Set down every entry exactly as given. Pictures are to be left out.

═══ MATERIAL SUPPLIED ═══

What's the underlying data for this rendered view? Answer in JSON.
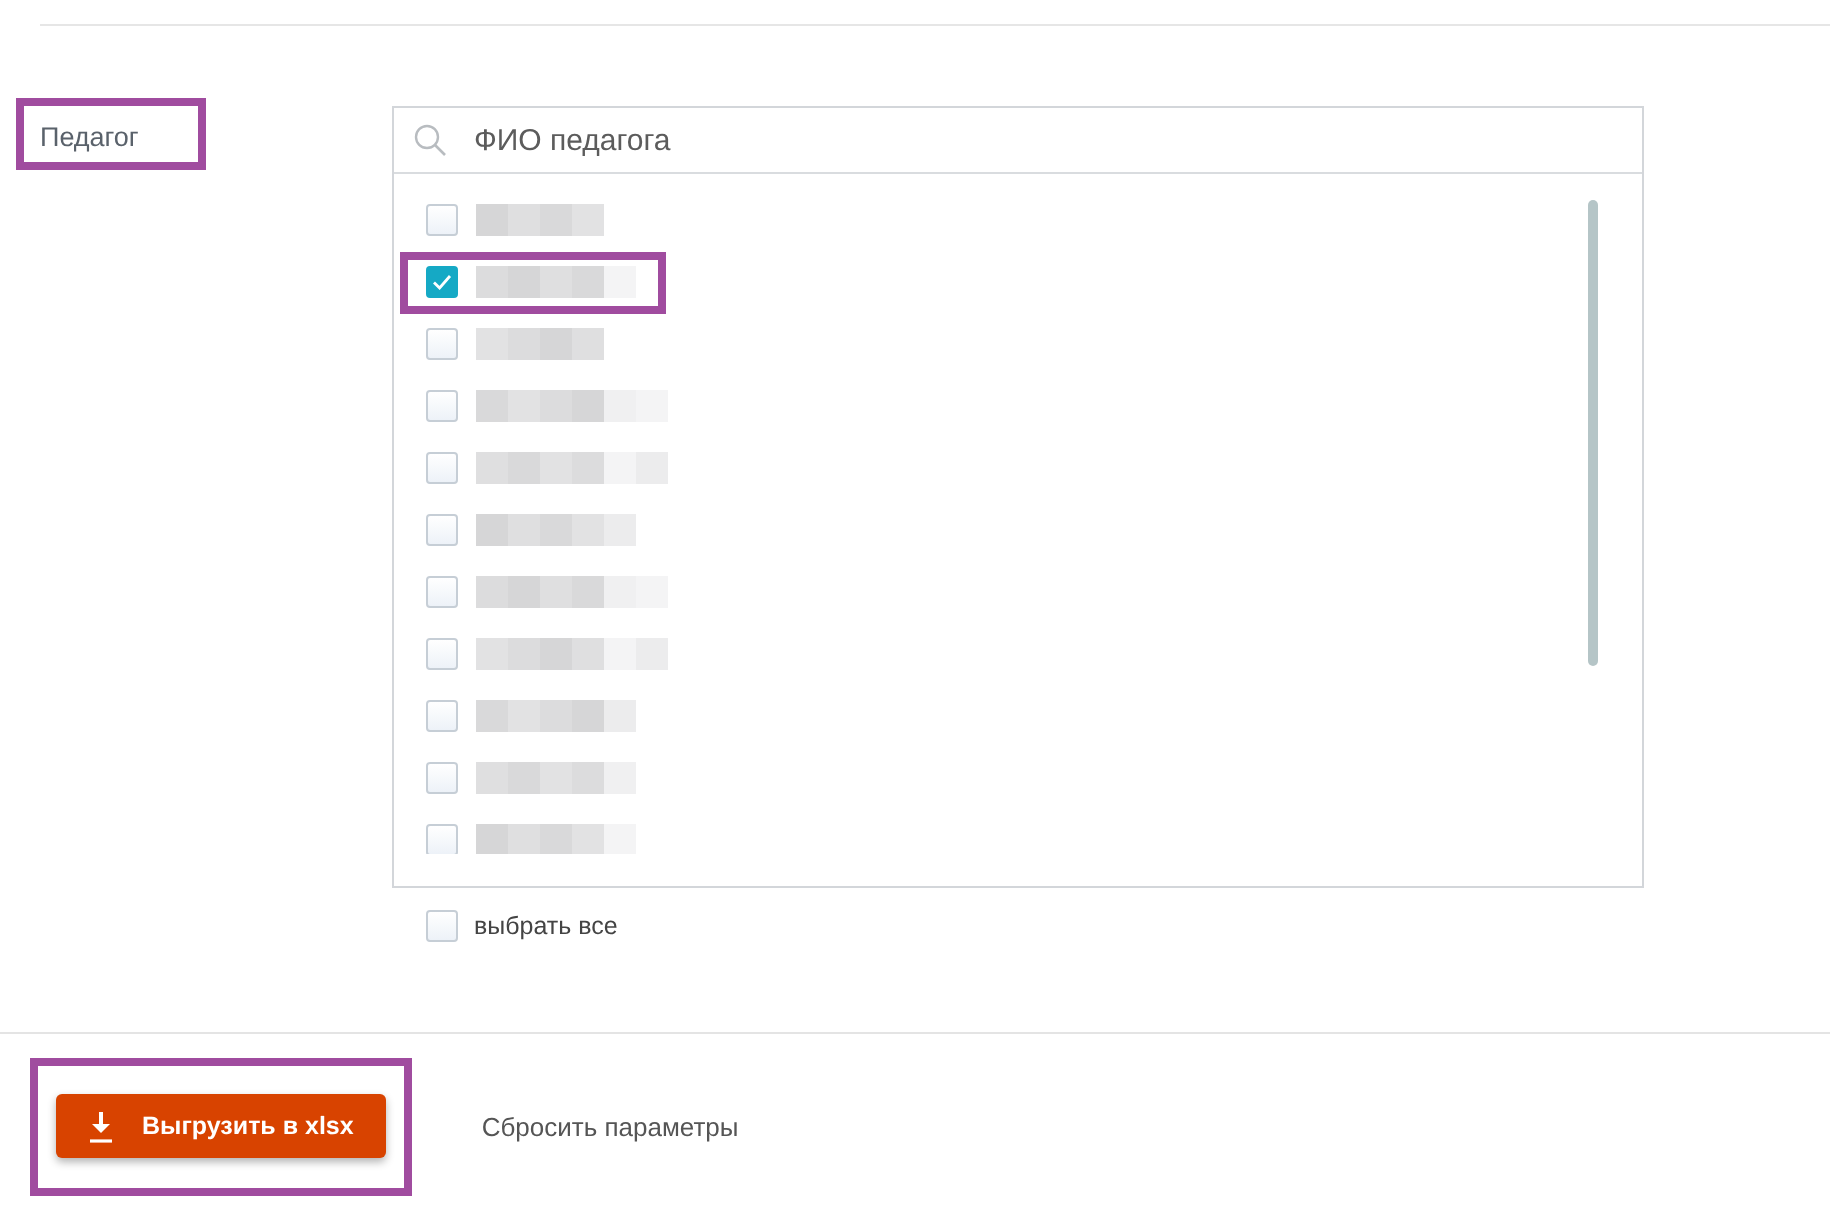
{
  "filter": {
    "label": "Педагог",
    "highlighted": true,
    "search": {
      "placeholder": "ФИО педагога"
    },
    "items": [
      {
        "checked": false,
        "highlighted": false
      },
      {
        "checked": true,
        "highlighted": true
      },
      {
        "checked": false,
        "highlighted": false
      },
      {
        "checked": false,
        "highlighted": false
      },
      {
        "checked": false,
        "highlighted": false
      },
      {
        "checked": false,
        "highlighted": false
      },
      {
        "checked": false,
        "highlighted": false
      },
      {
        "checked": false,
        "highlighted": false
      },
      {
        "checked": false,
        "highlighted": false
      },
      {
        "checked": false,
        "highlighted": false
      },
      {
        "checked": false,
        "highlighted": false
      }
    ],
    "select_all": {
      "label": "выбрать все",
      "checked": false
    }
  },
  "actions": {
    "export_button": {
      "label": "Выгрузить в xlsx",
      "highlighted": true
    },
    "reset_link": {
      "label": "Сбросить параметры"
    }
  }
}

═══

◆ **RESULT OF THE EXERCISE**
What's the underlying data for this rendered view? Answer in JSON.
{
  "filter": {
    "label": "Педагог",
    "highlighted": true,
    "search": {
      "placeholder": "ФИО педагога"
    },
    "items": [
      {
        "checked": false,
        "highlighted": false
      },
      {
        "checked": true,
        "highlighted": true
      },
      {
        "checked": false,
        "highlighted": false
      },
      {
        "checked": false,
        "highlighted": false
      },
      {
        "checked": false,
        "highlighted": false
      },
      {
        "checked": false,
        "highlighted": false
      },
      {
        "checked": false,
        "highlighted": false
      },
      {
        "checked": false,
        "highlighted": false
      },
      {
        "checked": false,
        "highlighted": false
      },
      {
        "checked": false,
        "highlighted": false
      },
      {
        "checked": false,
        "highlighted": false
      }
    ],
    "select_all": {
      "label": "выбрать все",
      "checked": false
    }
  },
  "actions": {
    "export_button": {
      "label": "Выгрузить в xlsx",
      "highlighted": true
    },
    "reset_link": {
      "label": "Сбросить параметры"
    }
  }
}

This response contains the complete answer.